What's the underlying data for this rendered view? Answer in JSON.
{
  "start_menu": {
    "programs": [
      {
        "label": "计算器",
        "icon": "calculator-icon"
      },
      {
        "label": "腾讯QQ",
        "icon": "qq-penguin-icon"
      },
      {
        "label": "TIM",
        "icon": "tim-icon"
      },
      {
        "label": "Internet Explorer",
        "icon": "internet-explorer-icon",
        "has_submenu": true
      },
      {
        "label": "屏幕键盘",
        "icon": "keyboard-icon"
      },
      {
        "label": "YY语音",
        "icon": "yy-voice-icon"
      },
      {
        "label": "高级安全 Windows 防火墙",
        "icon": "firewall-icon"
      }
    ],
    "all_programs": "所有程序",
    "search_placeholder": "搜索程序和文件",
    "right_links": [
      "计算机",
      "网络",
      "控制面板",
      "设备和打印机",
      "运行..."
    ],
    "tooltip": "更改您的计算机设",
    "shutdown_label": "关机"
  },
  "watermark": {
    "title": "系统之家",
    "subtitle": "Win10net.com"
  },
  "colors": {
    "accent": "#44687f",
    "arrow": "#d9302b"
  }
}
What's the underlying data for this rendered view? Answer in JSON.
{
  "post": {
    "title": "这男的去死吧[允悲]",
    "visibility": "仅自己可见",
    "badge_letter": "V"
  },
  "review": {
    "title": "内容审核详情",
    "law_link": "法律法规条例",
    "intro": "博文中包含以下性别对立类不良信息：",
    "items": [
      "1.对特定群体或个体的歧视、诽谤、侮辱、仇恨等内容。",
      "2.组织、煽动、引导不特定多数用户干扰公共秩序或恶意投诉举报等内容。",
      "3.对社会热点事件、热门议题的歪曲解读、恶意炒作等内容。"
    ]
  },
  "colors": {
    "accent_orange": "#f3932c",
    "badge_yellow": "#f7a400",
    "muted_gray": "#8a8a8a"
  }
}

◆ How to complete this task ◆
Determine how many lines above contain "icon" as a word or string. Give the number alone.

◆ Result of this task ◆
7